The Pentecostal Evangel, in 1924, published a devotional article about "the two unities" -- the unity of the Spirit and the unity of the faith. The article, by pioneer Assemblies of God pastor W. Jethro Walthall, illuminated what early Pentecostals meant when they used the phrases "unity of the Spirit" and "unity of the faith." According to Walthall, "unity of the faith" -- which is the believer's eschatological hope -- cannot be fully achieved on earth. Before they achieve perfection in heaven, Christians can maintain "unity of the Spirit" on earth. Walthall wrote that "unity of the Spirit" is achieved by "walking worthy of our calling, and this is done by a meek and lowly walk with God, and maintaining a loving and long-suffering attitude to all saints."

These insights -- showing how early Pentecostals theologically explained the existence of differences amongst themselves -- provide hope to those today who struggle to find unity amidst diversity.

Read "The Two Unities" by W. Jethro Walthall on page 5 of the Nov. 8, 1924, issue of the Pentecostal Evangel. Also featured in this issue:

• "The Sin of Hopelessness," by Florence L. Personeus

• "The Old-Time Power," by Donald Gee

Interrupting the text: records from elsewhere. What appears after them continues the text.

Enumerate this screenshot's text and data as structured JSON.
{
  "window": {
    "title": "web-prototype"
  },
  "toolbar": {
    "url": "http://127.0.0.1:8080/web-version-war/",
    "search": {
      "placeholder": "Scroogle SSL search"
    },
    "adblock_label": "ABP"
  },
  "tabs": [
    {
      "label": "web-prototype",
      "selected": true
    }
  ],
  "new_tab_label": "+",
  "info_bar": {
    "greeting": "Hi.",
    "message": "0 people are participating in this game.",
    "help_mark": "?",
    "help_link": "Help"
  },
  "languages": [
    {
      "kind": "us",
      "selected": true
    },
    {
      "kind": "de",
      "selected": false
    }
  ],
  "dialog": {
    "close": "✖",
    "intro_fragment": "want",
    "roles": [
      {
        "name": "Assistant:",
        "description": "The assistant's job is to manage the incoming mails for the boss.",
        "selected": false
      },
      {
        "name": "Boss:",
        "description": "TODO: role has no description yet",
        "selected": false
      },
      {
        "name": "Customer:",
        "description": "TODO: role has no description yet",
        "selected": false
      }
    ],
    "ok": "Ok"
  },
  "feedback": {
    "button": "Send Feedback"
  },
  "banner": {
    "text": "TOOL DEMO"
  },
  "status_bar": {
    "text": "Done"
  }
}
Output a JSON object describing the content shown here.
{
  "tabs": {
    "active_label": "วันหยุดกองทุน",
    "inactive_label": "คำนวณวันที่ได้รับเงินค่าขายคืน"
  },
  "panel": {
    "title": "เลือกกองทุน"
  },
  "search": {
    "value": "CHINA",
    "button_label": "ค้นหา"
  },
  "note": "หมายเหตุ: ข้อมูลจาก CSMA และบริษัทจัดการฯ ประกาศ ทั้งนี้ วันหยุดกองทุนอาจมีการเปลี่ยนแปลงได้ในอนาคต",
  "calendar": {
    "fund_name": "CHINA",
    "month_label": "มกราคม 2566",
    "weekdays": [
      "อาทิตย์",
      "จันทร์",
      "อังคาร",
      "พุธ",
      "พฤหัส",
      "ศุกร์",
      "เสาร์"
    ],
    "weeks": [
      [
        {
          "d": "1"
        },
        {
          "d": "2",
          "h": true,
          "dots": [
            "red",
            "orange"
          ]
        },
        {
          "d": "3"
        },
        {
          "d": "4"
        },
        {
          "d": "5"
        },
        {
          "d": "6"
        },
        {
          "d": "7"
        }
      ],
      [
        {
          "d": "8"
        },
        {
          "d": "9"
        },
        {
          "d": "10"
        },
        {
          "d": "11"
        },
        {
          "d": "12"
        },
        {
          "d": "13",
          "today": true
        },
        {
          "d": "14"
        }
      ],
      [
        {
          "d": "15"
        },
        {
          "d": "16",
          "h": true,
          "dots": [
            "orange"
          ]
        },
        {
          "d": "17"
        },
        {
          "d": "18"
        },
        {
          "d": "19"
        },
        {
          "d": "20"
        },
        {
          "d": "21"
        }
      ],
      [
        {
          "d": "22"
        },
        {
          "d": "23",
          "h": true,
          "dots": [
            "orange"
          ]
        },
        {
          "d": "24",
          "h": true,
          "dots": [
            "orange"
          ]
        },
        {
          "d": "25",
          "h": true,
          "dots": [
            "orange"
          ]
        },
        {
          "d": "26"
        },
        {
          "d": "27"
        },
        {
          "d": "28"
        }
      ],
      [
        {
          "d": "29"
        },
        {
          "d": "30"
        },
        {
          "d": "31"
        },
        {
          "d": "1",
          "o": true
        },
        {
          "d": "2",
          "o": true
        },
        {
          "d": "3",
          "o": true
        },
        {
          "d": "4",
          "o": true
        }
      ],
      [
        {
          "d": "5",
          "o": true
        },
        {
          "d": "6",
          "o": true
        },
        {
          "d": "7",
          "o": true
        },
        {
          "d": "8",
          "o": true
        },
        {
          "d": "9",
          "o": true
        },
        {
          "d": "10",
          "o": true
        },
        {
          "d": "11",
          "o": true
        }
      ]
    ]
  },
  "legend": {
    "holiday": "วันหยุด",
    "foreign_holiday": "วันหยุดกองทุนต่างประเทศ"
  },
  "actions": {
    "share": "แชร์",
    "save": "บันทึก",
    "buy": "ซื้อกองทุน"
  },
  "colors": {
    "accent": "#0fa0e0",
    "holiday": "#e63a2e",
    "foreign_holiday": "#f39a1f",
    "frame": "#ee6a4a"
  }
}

And many more!

Click here to read this issue now.

Pentecostal Evangel archived editions courtesy of the Flower Pentecostal Heritage Center.

Pictured: Assemblies of God leaders in San Antonio, Texas, circa 1926. Front row is unidentified. Identified on the back row (l-r): unidentified, Josue Cruz, unidentified, H.C. Ball, Josue Sanchez, and Demetrio Bazan.

Darrin J. Rodgers

Darrin J. Rodgers has served as director of the Flower Pentecostal Heritage Center (FPHC) since 2005. He earned a master's degree in theological studies from Assemblies of God Theological Seminary and a juris doctorate from the University of North Dakota School of Law. He previously served at the David du Plessis Archive and the McAlister Library at Fuller Theological Seminary. He is the author of Northern Harvest , a history of Pentecostalism in North Dakota. His FPHC portfolio includes acquisitions, editing Assemblies of God Heritage magazine, and conducting oral history interviews. His wife, Desiree, is an ordained AG minister.